___ INPUT

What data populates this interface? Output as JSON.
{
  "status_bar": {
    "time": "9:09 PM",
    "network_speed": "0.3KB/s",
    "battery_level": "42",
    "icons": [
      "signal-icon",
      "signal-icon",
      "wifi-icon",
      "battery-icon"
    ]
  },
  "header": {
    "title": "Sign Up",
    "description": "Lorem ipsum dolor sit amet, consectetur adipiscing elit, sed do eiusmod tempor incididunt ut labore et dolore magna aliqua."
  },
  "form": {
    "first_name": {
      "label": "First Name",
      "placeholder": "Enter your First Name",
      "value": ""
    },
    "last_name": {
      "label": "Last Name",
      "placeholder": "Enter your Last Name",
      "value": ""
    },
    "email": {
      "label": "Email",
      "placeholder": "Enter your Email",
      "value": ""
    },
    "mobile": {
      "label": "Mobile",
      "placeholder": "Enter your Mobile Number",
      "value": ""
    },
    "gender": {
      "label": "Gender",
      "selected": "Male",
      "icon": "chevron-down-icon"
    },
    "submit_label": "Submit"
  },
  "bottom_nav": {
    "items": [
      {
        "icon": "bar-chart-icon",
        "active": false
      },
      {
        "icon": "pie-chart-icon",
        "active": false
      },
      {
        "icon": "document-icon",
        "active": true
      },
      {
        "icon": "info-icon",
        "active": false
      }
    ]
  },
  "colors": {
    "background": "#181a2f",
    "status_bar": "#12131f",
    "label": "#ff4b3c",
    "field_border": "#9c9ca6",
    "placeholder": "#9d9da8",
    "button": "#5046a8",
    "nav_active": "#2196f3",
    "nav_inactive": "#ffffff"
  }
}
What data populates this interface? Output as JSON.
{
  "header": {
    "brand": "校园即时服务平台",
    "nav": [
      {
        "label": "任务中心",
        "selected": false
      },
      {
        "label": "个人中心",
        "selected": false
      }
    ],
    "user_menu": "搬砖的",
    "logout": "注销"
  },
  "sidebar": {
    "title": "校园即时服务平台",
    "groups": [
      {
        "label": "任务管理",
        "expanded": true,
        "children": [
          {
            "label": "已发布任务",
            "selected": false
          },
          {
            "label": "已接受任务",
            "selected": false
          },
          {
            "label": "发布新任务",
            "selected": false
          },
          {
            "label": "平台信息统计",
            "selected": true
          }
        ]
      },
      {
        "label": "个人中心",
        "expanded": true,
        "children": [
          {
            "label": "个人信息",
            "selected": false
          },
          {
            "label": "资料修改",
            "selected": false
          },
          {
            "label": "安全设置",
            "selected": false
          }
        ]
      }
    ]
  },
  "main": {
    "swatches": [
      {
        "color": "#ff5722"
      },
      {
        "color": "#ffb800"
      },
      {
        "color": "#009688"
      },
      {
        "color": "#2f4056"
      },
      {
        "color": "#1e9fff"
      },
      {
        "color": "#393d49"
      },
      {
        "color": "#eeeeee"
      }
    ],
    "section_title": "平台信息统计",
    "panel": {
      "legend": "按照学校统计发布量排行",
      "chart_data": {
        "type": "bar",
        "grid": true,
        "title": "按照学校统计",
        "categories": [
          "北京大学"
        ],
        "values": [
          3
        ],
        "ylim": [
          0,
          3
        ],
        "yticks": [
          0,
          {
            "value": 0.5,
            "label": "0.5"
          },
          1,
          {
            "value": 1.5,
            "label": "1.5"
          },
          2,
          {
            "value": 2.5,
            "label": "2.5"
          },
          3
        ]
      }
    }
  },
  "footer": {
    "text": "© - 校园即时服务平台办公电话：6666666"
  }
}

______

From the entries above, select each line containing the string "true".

ANSWER BOX
        "active": true
        "expanded": true,
            "selected": true
        "expanded": true,
        "grid": true,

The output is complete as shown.